*Your goal*: Every record must be restated exactly as written.
[Provided data — start]
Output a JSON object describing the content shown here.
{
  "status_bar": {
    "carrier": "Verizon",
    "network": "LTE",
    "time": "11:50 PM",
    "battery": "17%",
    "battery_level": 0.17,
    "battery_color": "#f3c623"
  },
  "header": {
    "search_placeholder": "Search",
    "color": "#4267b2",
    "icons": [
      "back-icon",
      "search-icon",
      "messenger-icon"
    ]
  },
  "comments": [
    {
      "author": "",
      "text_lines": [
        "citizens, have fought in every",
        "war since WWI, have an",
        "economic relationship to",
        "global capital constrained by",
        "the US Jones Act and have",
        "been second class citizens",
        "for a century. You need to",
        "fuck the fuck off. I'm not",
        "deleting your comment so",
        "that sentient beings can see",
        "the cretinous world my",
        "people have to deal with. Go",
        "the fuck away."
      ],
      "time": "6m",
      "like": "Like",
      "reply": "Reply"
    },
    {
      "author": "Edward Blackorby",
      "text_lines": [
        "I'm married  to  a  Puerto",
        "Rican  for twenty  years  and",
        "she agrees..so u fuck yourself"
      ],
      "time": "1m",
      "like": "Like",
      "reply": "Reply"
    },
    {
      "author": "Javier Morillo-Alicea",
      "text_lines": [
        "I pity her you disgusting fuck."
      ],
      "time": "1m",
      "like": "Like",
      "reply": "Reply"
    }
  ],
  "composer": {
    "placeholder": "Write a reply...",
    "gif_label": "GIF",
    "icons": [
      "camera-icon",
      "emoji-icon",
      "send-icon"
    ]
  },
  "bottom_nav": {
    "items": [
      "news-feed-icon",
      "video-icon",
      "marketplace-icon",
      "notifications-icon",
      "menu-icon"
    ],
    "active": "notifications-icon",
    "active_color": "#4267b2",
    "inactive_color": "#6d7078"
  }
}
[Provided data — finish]
*Task response*:
Output a JSON object describing the content shown here.
{
  "status_bar": {
    "carrier": "Verizon",
    "network": "LTE",
    "time": "11:50 PM",
    "battery": "17%",
    "battery_level": 0.17,
    "battery_color": "#f3c623"
  },
  "header": {
    "search_placeholder": "Search",
    "color": "#4267b2",
    "icons": [
      "back-icon",
      "search-icon",
      "messenger-icon"
    ]
  },
  "comments": [
    {
      "author": "",
      "text_lines": [
        "citizens, have fought in every",
        "war since WWI, have an",
        "economic relationship to",
        "global capital constrained by",
        "the US Jones Act and have",
        "been second class citizens",
        "for a century. You need to",
        "fuck the fuck off. I'm not",
        "deleting your comment so",
        "that sentient beings can see",
        "the cretinous world my",
        "people have to deal with. Go",
        "the fuck away."
      ],
      "time": "6m",
      "like": "Like",
      "reply": "Reply"
    },
    {
      "author": "Edward Blackorby",
      "text_lines": [
        "I'm married  to  a  Puerto",
        "Rican  for twenty  years  and",
        "she agrees..so u fuck yourself"
      ],
      "time": "1m",
      "like": "Like",
      "reply": "Reply"
    },
    {
      "author": "Javier Morillo-Alicea",
      "text_lines": [
        "I pity her you disgusting fuck."
      ],
      "time": "1m",
      "like": "Like",
      "reply": "Reply"
    }
  ],
  "composer": {
    "placeholder": "Write a reply...",
    "gif_label": "GIF",
    "icons": [
      "camera-icon",
      "emoji-icon",
      "send-icon"
    ]
  },
  "bottom_nav": {
    "items": [
      "news-feed-icon",
      "video-icon",
      "marketplace-icon",
      "notifications-icon",
      "menu-icon"
    ],
    "active": "notifications-icon",
    "active_color": "#4267b2",
    "inactive_color": "#6d7078"
  }
}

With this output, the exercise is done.